There are dozens of ways to write on iOS. Apple’s own Notes app offers a simple writing platform, while Pages allows for elaborate documents – complete with pictures. While both are good for certain tasks, more serious writers typically want something a little different. iA Writer offers more while doing less, making it the perfect text editor app.
Do Not Disturb gets a few great additions in iOS 12. These new features are very simple. However, they will make a big difference in how we use our phones — and how we interact with other people. Let’s take a look.
Here’s an easy way to get macOS Mojave’s constantly-changing Dynamic Desktop on any Mac. Dynamic Desktop wallpapers slowly fade through a set of photos throughout the day. The default set of images is of a pile of sand, presumably in the Mojave desert, showing the same view as the light changes throughout the day.
We already showed you where to download those wallpapers.

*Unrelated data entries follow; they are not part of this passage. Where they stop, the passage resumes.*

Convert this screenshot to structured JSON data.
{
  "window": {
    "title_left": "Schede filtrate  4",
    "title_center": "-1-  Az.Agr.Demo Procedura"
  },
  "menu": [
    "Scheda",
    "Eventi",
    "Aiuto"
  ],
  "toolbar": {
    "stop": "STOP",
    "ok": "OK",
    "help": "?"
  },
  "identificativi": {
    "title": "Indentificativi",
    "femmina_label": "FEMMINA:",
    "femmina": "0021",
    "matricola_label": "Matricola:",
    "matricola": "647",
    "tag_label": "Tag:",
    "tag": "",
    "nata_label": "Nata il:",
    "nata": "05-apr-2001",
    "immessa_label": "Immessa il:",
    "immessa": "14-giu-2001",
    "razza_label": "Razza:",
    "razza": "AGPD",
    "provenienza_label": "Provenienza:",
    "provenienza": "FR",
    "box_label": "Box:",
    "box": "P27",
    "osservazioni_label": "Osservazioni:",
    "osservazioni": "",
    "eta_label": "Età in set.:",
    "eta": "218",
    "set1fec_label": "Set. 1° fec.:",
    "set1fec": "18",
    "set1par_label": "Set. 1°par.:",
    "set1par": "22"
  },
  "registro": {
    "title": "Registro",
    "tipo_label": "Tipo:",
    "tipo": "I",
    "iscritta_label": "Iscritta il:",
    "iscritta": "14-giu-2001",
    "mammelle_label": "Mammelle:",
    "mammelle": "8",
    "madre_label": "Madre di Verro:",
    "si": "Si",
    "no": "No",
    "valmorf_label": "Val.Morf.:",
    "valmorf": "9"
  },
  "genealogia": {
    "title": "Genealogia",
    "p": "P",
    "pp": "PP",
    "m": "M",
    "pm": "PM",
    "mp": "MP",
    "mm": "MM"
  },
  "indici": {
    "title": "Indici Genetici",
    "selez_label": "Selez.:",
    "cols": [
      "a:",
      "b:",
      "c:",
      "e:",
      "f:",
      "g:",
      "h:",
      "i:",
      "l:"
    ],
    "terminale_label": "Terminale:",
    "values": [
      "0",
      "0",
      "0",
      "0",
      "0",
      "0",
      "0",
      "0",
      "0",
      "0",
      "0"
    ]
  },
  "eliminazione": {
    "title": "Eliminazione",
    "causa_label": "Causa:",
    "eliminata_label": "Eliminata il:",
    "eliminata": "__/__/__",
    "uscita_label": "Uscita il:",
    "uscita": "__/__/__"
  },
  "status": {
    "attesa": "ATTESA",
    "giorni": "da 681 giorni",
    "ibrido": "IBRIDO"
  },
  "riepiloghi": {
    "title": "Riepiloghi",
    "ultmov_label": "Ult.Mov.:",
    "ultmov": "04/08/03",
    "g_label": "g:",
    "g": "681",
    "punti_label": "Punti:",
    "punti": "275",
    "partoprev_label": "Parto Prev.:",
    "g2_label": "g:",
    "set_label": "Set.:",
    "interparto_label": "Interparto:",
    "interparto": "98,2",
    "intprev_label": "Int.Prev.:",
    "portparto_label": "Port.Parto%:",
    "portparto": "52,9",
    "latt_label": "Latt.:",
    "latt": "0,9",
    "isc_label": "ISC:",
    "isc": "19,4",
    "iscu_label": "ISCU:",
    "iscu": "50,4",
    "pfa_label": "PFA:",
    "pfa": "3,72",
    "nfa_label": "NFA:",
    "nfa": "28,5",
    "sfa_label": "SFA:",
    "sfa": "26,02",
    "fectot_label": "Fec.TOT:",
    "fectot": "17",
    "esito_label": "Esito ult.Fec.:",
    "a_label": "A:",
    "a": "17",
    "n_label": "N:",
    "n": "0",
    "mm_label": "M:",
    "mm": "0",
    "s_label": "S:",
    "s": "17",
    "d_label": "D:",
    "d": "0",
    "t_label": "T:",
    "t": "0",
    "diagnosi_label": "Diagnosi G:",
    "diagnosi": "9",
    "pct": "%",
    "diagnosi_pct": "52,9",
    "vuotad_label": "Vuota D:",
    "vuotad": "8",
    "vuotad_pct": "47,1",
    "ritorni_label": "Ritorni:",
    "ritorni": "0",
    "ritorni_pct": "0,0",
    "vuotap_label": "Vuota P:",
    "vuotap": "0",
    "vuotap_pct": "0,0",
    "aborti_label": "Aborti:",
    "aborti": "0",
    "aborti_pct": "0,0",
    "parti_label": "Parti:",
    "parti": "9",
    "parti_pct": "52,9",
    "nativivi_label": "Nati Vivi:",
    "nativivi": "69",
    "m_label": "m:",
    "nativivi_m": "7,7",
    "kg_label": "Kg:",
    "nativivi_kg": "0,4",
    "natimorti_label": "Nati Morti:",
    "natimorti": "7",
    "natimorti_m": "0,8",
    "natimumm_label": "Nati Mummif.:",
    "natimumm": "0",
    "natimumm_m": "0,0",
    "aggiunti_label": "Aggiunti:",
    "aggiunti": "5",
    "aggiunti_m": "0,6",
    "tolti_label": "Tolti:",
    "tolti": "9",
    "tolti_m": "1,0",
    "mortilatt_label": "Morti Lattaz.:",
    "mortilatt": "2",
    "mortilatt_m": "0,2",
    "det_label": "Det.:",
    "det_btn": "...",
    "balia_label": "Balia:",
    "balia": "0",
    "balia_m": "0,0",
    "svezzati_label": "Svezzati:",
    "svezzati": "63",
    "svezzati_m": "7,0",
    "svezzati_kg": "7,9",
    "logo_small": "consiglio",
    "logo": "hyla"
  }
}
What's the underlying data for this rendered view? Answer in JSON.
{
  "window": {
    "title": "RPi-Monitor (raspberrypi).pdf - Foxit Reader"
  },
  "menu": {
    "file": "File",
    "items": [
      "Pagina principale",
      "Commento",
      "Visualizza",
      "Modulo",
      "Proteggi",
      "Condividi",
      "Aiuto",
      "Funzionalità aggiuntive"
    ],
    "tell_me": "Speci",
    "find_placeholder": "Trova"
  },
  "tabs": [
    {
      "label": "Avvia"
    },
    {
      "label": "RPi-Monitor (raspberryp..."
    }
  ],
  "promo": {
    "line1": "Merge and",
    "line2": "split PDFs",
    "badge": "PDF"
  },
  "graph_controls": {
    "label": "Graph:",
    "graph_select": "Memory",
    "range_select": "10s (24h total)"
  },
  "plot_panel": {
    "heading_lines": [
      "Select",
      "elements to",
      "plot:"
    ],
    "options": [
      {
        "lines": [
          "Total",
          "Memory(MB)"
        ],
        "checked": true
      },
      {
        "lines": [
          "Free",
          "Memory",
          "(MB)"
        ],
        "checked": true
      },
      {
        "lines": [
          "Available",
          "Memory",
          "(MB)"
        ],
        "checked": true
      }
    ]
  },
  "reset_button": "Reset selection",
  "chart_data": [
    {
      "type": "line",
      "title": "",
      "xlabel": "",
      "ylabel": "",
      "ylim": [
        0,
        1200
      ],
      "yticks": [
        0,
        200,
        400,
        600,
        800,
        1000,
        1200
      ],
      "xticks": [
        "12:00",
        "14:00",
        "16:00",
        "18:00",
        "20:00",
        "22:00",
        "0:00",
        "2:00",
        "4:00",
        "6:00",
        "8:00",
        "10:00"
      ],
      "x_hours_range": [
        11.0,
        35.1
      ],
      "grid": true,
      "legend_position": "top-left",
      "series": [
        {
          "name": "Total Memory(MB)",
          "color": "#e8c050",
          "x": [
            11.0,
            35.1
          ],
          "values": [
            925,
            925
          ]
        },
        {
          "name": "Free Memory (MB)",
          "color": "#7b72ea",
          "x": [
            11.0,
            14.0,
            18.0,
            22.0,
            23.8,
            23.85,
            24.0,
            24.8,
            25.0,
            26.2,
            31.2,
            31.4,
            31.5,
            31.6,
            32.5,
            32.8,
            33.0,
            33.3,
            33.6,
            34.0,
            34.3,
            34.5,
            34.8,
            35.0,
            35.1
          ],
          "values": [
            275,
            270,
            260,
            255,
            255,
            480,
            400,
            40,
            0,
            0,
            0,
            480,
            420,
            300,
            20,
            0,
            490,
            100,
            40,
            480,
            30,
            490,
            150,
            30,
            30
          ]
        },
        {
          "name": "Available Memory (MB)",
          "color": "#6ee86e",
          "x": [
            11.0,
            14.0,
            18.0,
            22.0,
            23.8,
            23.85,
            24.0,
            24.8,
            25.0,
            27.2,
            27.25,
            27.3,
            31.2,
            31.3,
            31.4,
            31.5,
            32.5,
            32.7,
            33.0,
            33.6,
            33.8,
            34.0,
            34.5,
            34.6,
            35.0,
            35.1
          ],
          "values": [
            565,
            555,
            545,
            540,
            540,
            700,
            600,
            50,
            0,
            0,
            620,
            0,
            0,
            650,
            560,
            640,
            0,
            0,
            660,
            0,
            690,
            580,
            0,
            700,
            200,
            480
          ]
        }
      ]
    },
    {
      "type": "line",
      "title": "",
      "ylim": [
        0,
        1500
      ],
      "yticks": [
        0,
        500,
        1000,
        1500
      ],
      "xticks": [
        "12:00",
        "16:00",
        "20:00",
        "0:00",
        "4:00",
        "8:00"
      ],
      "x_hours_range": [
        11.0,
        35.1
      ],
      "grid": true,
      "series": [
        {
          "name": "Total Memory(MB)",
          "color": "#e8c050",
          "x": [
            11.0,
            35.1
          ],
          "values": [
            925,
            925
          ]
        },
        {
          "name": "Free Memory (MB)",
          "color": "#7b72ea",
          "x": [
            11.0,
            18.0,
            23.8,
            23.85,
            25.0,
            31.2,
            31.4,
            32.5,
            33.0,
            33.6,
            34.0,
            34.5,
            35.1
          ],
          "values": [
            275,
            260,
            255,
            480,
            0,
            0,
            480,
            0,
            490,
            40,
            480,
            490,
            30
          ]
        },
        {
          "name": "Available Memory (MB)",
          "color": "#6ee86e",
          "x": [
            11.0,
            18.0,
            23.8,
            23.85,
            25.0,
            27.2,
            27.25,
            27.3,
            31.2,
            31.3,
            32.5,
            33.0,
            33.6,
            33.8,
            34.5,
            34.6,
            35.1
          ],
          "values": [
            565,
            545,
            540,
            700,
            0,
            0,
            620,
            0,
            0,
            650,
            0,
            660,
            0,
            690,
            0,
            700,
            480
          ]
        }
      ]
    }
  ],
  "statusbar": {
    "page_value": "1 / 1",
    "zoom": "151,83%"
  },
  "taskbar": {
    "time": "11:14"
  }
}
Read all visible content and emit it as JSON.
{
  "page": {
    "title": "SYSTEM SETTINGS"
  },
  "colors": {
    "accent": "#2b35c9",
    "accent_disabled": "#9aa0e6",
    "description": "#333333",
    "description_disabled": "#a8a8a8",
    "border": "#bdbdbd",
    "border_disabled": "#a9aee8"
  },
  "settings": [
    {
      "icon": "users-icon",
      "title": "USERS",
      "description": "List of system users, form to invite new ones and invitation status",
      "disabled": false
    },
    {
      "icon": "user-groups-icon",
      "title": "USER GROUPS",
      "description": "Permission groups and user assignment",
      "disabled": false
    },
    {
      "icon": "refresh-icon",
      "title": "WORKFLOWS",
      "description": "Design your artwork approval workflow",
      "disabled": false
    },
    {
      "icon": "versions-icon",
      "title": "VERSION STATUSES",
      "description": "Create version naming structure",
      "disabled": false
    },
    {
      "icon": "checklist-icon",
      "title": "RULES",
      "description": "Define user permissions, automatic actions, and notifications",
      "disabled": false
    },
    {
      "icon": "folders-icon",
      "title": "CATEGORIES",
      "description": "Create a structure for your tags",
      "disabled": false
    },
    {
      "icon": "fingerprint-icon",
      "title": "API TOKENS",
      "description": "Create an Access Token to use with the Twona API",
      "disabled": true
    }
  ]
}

Now we’re going to see that your Mac can already turn these images into a Mojave-style Dynamic Desktop slideshow.
iOS 12 is shaping up to be one biggest software updates Apple’s ever released and it’s so stuffed with major and minor new additions there wasn’t time to go over a lot of them at the WWDC 2018 keynote.
We’ve been combing through the first iOS 12 beta looking for all the new goodies and have found some underrated new features that will totally change how you use your iPhone and iPad this fall.
These are the little iOS 12 features you need to know:
The iOS 11.4 update finally brings Messages in iCloud, which means you can treat your iMessages like you treat your photos.
Your messages will sync across all iOS devices and should work soon on Mac. (Update: It works on Mac now, once you update to macOS 10.13.5). You can even delete them from an iPhone or iPad that’s short on space. But they will remain accessible from the cloud. Here’s how to switch on iCloud support for Messages.
Did you ever visit a website and find that it had blocked the usual behavior of the Safari browser? Maybe it’s a banking site that won’t let you paste in your long password into its password field? Or maybe you discovered that YouTube disables Safari’s contextual (right-click) menus and replaces them with it’s own versions? Or maybe you can’t drag that image to the desktop, or copy text from the page?
The good news is that you can wrest control of your browser back from these malicious, control-freak sites. Let’s see how, using the StopTheMadness browser extension.
On the Mac, you have long been able to tap on any word or phrase to look up a dictionary definition. Just click on the word using a three-finger tap on your trackpad, and the dictionary panel appears. But have you tried this recently? Today, in this simple popover panel, you can get full access to not just dictionary definitions, but news, Siri Knowledge, movie details, App Store listings, and lots more depending on what you’re looking up.
There were 3.4 billion robocalls in April this year, and the chances are it feels like you got roughly half of those to your own phone. These calls aren’t just telemarketing anymore, either. Just like email spam, scams pervade these already-annoying automated calls. One way around this is to unplug your landline phone, and to ignore all phone calls to your iPhone (go to Settings > Notifications > Phone and switch off Allow Notifications).
A better way is to troll the robocallers by hooking them up to a service that answers the calls for you, and uses robots to keep the telemarketers on the line, wasting their time an costing them money. And for that, you need the Jolly Roger.
Sometime, probably quite soon, your Mac will stop running 32-bit apps. All new Macs have 64-bit processors, and Apple wants to phase out older 32-bit apps in order to “enable faster system performance” for your Mac as a whole. What this means is that, in an as-yet-unspecified future version on macOS, 32-bit apps will stop running altogether.
If you’re running macOS High Sierra 10.13.4, then you may already have seen a warning pop up onto the screen when you launch older apps. Today we’ll see how to view a list of all the 32-bit apps on your Mac, so you can either harass the developer to update them, look for a better-supported alternative, or just delete them.
Today we’re going to learn how to record a movie that’s playing on your Apple TV direct to your Mac, with no wires required, no weird hacks, and not even any third-party software. The tools are all built into every Mac that ships. To record a movie off the “screen” of your Apple TV, you’re going to use Apple’s QuickTime app, and one of its lesser-known but super-powerful features.